I’m Mama Bird. Give me birds and I am happy. I specialize in the hand feeding of all our babies. Some babies are fed from day one. It is so exciting because you never know when the egg is going to hatch and become a little “hatchling”. Once the little bird hatches, it’s time for the hatchling to be placed in the brooder and watched very closely. We’ve been so lucky to see nature at work. One time Jeff actually had a macaw hatch in his hand. Now the real work begins. I keep them in little bowls with soft tissue surround them, where they are cozy, soft and secure. This is the best way for all little creatures to begin their lives. I feed them every hour and keep them clean. Keeping the babies on tissue allows me to monitor their droppings. What goes in must come out, and paying close attention, I am able to watch the health of the baby. The first two weeks are quite intense. It is amazing how quickly they grow! When possible, we leave the chicks with their parents for 10 to 14 days.

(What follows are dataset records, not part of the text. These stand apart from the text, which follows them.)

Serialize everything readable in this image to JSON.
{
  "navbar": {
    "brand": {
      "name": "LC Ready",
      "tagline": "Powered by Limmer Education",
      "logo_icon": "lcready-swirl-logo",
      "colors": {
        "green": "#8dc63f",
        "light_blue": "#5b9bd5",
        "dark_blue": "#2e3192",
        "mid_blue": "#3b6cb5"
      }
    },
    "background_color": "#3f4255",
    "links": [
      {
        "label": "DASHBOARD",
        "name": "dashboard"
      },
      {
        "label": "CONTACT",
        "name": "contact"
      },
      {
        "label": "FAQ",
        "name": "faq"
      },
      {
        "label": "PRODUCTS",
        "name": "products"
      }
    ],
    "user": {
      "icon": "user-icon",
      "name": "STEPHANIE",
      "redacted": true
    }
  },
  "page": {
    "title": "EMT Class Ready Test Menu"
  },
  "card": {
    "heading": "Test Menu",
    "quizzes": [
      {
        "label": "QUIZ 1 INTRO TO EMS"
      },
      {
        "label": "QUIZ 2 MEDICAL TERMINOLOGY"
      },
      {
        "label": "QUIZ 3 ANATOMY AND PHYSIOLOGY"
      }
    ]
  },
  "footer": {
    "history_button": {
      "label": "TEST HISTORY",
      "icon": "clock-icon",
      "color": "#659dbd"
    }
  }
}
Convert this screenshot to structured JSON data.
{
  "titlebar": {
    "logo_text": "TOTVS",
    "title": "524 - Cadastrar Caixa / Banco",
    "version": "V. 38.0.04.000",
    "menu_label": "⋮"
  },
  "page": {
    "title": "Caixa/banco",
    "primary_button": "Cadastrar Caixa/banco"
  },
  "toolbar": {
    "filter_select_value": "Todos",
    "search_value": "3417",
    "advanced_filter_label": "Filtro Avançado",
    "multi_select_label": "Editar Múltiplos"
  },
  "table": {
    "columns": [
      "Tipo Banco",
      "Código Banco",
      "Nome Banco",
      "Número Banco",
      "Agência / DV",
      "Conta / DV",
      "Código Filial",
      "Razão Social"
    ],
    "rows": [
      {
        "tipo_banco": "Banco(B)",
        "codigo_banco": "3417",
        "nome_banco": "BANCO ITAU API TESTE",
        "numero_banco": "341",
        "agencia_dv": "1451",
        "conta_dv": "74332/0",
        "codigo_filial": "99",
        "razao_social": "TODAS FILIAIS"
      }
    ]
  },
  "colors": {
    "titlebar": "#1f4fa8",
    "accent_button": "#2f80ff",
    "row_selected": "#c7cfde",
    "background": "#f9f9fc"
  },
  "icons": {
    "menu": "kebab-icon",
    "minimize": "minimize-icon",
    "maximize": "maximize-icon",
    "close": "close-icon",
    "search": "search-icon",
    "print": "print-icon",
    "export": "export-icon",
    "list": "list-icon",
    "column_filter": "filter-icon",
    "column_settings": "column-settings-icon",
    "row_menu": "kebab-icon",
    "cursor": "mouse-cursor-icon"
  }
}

Parenting must come natural and pose no threat to the babies. We do have a few breeding pairs who are very attentive. But there are some pairs that don’t have that natural ability of parenting. So we have to take over. Once the chick is ten days old, Jeff takes them and we begin our part in raising them. Just like newborns, all they do is eat, sleep, and poop. However, their eyes don’t open until they are over three weeks. That is when they finally get to see the faces, and hear the voices they know so well and trust. By this time, the chick has outgrown the brooder, and it is on to a plastic container with a little stuffed animal to cuddle up with. They don’t sleep as much, and they begin to wonder about their surroundings and all the noises they hear. I focus on talking and touching them. The babies learn very early to feel secure and socialize with people. They spend time in our kitchen where all the action is. The grow accustom to life in the human world; barking, meowing, birds talking and squeaking, the vacuum, microwave, phones, country music, old “rock n roll”, television, and yes, occasionally they hear “rap”. Did I mention we have a menagerie of kids and pets? Before I know it, the fuzzy chick has pinned, and feathers are rapidly coming in. By now I have named him. I personally believe calling them by a name strengthens the bond. The baby is now getting bored with “my” cooking and is ready to try other things. Now the baby moves up quickly to living in a baby-friendly cage, and introduced to soft food and toys. Personalities are developing, and the babies love to play and explore, getting their beaks dirty and making a mess! I love this stage and spend a lot of time laughing at them, all part of healthy growing. When the chick is completely feathered out, it is now time to learn how to be a “big bird”. Jeff takes the baby to the bird store, where it meets the real world. Most of the time, the baby is sold. This is when the baby gets to meet its new family. As you can see, we don’t just raise babies. Jeff and our son Sheldon spend time educating people on the handling and care of their new pet. His goal is to help develop a strong relationship between bird and owner. Customers visit and spend time with the bird and are constantly learning themselves. By the time our baby goes to his new home, it is less stressful for both the baby and new parents. People always ask me, “How can you give them up?” We don’t give them up. We send a little piece of our family with each bird.